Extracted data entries
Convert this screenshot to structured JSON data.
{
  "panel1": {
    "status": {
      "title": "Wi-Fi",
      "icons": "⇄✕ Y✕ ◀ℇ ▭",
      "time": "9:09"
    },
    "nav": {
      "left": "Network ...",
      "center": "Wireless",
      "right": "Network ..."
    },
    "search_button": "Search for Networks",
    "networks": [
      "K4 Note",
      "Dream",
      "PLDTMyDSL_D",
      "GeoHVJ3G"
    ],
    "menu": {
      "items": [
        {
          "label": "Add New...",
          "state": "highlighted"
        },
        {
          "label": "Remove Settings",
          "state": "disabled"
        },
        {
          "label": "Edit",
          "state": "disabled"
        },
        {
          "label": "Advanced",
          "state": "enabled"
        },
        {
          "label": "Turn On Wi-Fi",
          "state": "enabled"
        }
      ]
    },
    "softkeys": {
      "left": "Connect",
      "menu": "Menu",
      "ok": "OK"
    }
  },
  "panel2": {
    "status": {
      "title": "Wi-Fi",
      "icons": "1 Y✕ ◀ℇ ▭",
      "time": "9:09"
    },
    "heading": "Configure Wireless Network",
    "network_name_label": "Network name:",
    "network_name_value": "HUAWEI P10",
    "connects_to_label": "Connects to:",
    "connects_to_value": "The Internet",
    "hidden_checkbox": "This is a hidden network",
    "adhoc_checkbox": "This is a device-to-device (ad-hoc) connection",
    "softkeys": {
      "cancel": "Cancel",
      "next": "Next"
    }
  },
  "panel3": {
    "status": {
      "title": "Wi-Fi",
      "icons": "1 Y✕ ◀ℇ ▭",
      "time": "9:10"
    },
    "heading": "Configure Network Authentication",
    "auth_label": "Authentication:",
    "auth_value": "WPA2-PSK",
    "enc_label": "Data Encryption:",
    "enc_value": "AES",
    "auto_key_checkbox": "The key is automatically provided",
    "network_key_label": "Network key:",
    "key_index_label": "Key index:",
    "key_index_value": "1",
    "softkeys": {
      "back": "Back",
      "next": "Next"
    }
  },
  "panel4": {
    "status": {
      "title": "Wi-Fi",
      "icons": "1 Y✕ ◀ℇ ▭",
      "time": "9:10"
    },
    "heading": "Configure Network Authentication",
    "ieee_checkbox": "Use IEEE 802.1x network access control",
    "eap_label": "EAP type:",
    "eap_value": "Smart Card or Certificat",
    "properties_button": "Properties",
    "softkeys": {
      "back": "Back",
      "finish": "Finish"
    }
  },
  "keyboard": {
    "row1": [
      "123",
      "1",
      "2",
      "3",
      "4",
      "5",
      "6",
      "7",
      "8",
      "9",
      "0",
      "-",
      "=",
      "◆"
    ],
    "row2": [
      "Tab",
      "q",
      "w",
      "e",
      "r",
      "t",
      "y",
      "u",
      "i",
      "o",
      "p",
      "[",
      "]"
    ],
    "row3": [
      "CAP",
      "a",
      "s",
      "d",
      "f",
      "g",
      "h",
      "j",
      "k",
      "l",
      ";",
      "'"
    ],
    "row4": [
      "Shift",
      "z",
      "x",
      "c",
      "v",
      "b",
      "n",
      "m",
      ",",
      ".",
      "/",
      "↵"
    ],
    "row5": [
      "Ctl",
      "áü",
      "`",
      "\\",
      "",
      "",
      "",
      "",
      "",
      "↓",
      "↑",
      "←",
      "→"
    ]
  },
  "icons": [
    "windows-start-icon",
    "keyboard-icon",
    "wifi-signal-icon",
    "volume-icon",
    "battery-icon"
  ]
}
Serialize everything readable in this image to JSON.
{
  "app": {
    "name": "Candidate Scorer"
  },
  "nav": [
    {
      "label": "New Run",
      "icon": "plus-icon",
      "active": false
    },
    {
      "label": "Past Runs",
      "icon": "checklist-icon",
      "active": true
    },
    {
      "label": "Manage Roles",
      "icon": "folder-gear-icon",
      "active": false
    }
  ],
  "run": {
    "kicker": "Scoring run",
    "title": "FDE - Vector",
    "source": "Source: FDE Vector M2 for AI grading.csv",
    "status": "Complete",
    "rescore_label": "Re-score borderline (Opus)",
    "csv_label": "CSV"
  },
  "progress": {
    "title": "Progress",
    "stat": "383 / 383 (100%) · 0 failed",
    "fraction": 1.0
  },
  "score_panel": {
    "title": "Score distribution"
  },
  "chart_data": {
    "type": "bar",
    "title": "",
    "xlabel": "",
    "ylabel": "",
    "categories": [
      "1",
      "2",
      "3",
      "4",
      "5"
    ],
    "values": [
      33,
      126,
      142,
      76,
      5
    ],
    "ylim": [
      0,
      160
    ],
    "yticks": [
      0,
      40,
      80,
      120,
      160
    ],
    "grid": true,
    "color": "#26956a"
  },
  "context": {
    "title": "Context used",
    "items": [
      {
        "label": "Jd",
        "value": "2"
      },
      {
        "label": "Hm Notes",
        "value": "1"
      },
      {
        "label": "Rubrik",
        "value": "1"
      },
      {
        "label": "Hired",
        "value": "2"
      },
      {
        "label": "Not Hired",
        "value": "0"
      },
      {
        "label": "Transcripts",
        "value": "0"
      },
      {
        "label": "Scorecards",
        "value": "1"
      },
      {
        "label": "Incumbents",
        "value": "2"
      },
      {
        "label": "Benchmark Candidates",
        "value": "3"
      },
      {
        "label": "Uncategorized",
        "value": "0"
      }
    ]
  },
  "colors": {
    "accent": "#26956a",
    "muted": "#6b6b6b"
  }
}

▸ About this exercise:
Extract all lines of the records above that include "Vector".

▸ Task answer:
    "title": "FDE - Vector",
    "source": "Source: FDE Vector M2 for AI grading.csv",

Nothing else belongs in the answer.